From Donation to Disposition: The Journey of a Cadaver in the Lab

Mar 28, 2024
Cadaver Donation

Whole Body Donation Series: Part 3

The decision to donate one's body to science is an extraordinary act of generosity that plays a crucial role in advancing medical education and research. In our previous post, we explored the process of whole-body donation and the impact it has on the medical community.

Now, we'll delve deeper into the journey a cadaver takes once it reaches the lab, from the initial preparation to its final disposition.

Preparing a Donor Body for Use in a Cadaver Lab

The initial steps after receiving a donor body
When a donor body arrives at the lab, the first step is to transport it with the utmost care and respect. The body is then assigned a unique identification number, and all relevant documentation is recorded to ensure accurate tracking throughout the preparation process.

The embalming process
Embalming is a critical step in preparing a body for use in a cadaver lab.

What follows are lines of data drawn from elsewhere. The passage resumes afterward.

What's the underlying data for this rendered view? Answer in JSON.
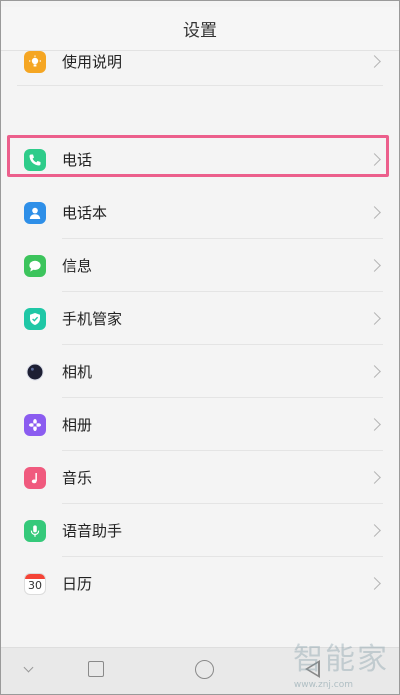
{
  "header": {
    "title": "设置"
  },
  "items": [
    {
      "key": "manual",
      "label": "使用说明",
      "icon": "lightbulb-icon",
      "color": "#f5a623"
    },
    {
      "key": "phone",
      "label": "电话",
      "icon": "phone-icon",
      "color": "#2ecc8a"
    },
    {
      "key": "contacts",
      "label": "电话本",
      "icon": "contact-icon",
      "color": "#2e8fe8"
    },
    {
      "key": "messages",
      "label": "信息",
      "icon": "message-icon",
      "color": "#3cc45c"
    },
    {
      "key": "manager",
      "label": "手机管家",
      "icon": "shield-icon",
      "color": "#1fc7a6"
    },
    {
      "key": "camera",
      "label": "相机",
      "icon": "camera-lens-icon",
      "color": "#1d1f33"
    },
    {
      "key": "album",
      "label": "相册",
      "icon": "flower-icon",
      "color": "#8b5cf0"
    },
    {
      "key": "music",
      "label": "音乐",
      "icon": "music-note-icon",
      "color": "#f05a7e"
    },
    {
      "key": "voice",
      "label": "语音助手",
      "icon": "microphone-icon",
      "color": "#35c97a"
    },
    {
      "key": "calendar",
      "label": "日历",
      "icon": "calendar-icon",
      "color": "#f44336",
      "day": "30"
    }
  ],
  "watermark": {
    "text": "智能家",
    "sub": "www.znj.com"
  },
  "highlight_color": "#ec5f8c"
}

The purpose of embalming is to prevent decay, preserve the tissues, and ensure the body remains suitable for anatomical study. The process involves replacing the body's fluids with a preservative solution, typically containing formaldehyde, alcohol, and other chemicals. The embalming process can take several hours to complete, depending on the size and condition of the body.

Changes in appearance due to embalming
One of the most noticeable changes that occur during the embalming process is the alteration of the body's skin color. The preservative chemicals used in embalming often cause the skin to take on a yellowish or slightly greyish hue. While this change in appearance may be unsettling to some, it is essential to remember that the primary goal of embalming is to preserve the anatomical structures and tissues for educational purposes. Despite the cosmetic changes, the embalmed body remains an invaluable tool for studying human anatomy.

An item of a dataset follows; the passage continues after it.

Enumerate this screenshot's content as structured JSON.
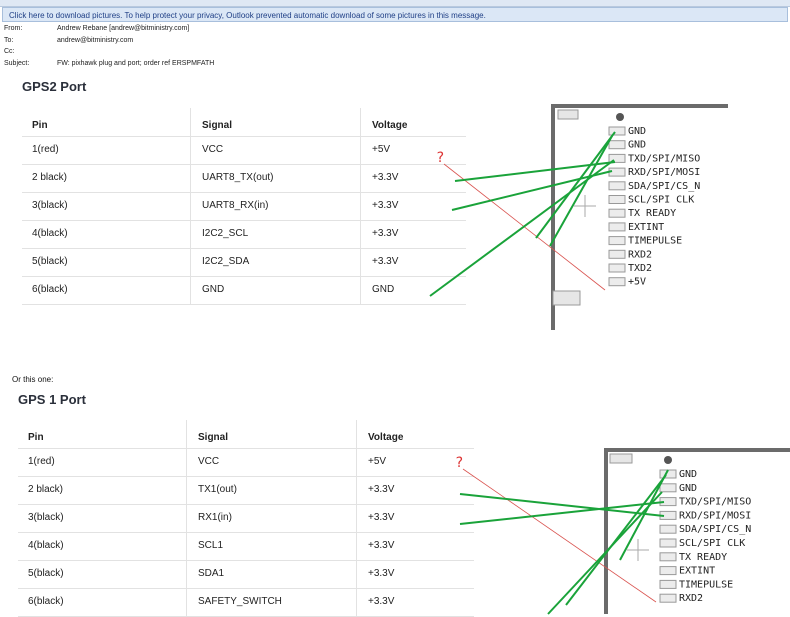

Positioning and storing the body
Once the embalming process is complete, the body is carefully positioned to facilitate anatomical study. This may involve flexing or extending certain joints, or making strategic incisions to expose specific areas of interest. The positioned body is then stored in a cool, dry environment to minimize any further deterioration of the tissues.

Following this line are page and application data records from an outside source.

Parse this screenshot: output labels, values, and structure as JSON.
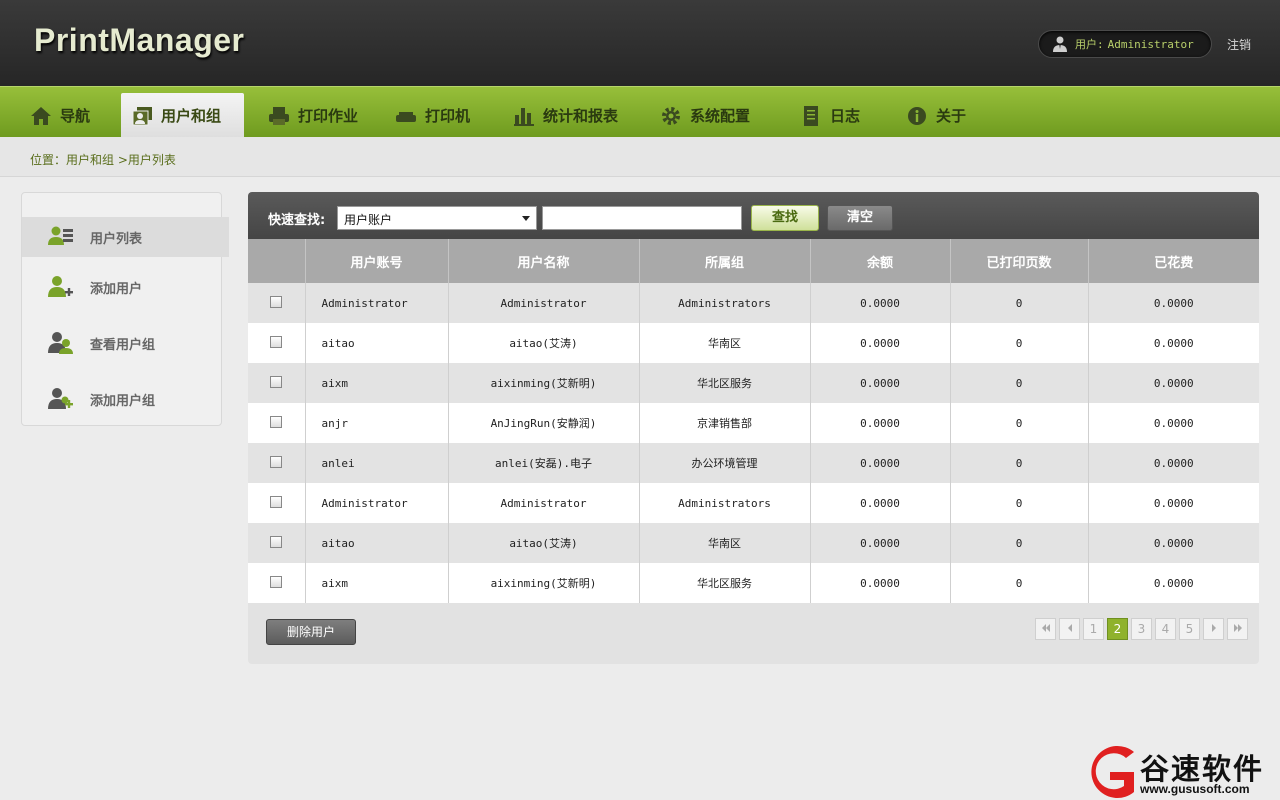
{
  "header": {
    "app_title": "PrintManager",
    "user_label": "用户:",
    "user_name": "Administrator",
    "logout": "注销"
  },
  "nav": {
    "items": [
      {
        "label": "导航",
        "icon": "home-icon"
      },
      {
        "label": "用户和组",
        "icon": "users-groups-icon",
        "active": true
      },
      {
        "label": "打印作业",
        "icon": "print-job-icon"
      },
      {
        "label": "打印机",
        "icon": "printer-icon"
      },
      {
        "label": "统计和报表",
        "icon": "bar-chart-icon"
      },
      {
        "label": "系统配置",
        "icon": "gear-icon"
      },
      {
        "label": "日志",
        "icon": "log-icon"
      },
      {
        "label": "关于",
        "icon": "info-icon"
      }
    ]
  },
  "breadcrumb": "位置：用户和组 >用户列表",
  "sidebar": {
    "items": [
      {
        "label": "用户列表",
        "icon": "user-list-icon",
        "active": true
      },
      {
        "label": "添加用户",
        "icon": "add-user-icon"
      },
      {
        "label": "查看用户组",
        "icon": "view-group-icon"
      },
      {
        "label": "添加用户组",
        "icon": "add-group-icon"
      }
    ]
  },
  "toolbar": {
    "quick_search_label": "快速查找:",
    "select_value": "用户账户",
    "search_input_value": "",
    "search_button": "查找",
    "clear_button": "清空"
  },
  "table": {
    "columns": [
      "用户账号",
      "用户名称",
      "所属组",
      "余额",
      "已打印页数",
      "已花费"
    ],
    "rows": [
      [
        "Administrator",
        "Administrator",
        "Administrators",
        "0.0000",
        "0",
        "0.0000"
      ],
      [
        "aitao",
        "aitao(艾涛)",
        "华南区",
        "0.0000",
        "0",
        "0.0000"
      ],
      [
        "aixm",
        "aixinming(艾新明)",
        "华北区服务",
        "0.0000",
        "0",
        "0.0000"
      ],
      [
        "anjr",
        "AnJingRun(安静润)",
        "京津销售部",
        "0.0000",
        "0",
        "0.0000"
      ],
      [
        "anlei",
        "anlei(安磊).电子",
        "办公环境管理",
        "0.0000",
        "0",
        "0.0000"
      ],
      [
        "Administrator",
        "Administrator",
        "Administrators",
        "0.0000",
        "0",
        "0.0000"
      ],
      [
        "aitao",
        "aitao(艾涛)",
        "华南区",
        "0.0000",
        "0",
        "0.0000"
      ],
      [
        "aixm",
        "aixinming(艾新明)",
        "华北区服务",
        "0.0000",
        "0",
        "0.0000"
      ]
    ]
  },
  "delete_button": "删除用户",
  "pager": {
    "pages": [
      "1",
      "2",
      "3",
      "4",
      "5"
    ],
    "current": "2"
  },
  "watermark": {
    "name": "谷速软件",
    "url": "www.gususoft.com"
  },
  "colors": {
    "nav_green": "#8ab534",
    "accent_green": "#8fb22c",
    "header_dark": "#2e2e2e"
  }
}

Safety measures and protocols in the lab
Working with cadavers requires strict adherence to safety protocols to protect the health and well-being of the lab personnel. This includes the use of personal protective equipment (PPE) such as gloves, gowns, and face masks, as well as proper ventilation and air filtration systems to minimize exposure to formaldehyde vapors. The lab also undergoes regular cleaning and maintenance to ensure a safe and hygienic working environment.

The Final Disposition of a Cadaver

The typical duration of use for educational purposes
The length of time a cadaver is utilized for educational purposes can vary depending on factors such as the specific curriculum, research needs, and the condition of the body. On average, a cadaver may be studied for anywhere from 1 to 3 years. However, in some cases, a body may be used for up to 10 years or more if it remains in good condition and continues to provide educational value.

Options for final disposition
When a cadaver has fulfilled its educational purpose, there are several options for final disposition. The most common method is cremation, which is typically arranged by the institution. In some cases, the cremated remains may be returned to the donor's family if they have requested it. Another option is burial, although this is less common due to the associated costs and logistics.

Memorial services and ceremonies
Memorial services or ceremonies are held in many institutions to remember the donors and their families. They help students, faculty and staff members give thanks to the philanthropy of those who contributed towards medical education without expecting any form of recognition. During these occasions, attendees might talk about the influence that benefactors had on their studying abilities and personal development.

The lasting impact of whole-body donation
The knowledge gained from studying cadavers extends far beyond the classroom. These donors play a vital role in training future healthcare professionals, advancing medical research, and improving patient care. By choosing to donate their bodies to science, these individuals leave a lasting legacy of generosity and a profound impact on the medical community.

The journey of a donor body into the laboratory is marked by respect, gratitude, and a commitment to the advancement of knowledge. Every step, from the capture of the body to its final shape, it's done with the utmost care and thought. While implant placement can change anatomy, it is an important step toward preserving the valuable anatomical structures that make whole-body contributions an integral part of medical education.

We hope this post has provided insight into the preparation and handling of cadavers in the lab, and the lasting impact of whole-body donation. If you are considering this selfless act, we encourage you to reach out to the resources provided in our previous post to learn more about the process and make an informed decision.

At the Institute of Human Anatomy, we are deeply grateful to the individuals who choose to donate their bodies to science, and to the third-party organizations that facilitate this process. Through their generosity, we are able to continue our work of promoting physiology and advancing medical education for generations to come.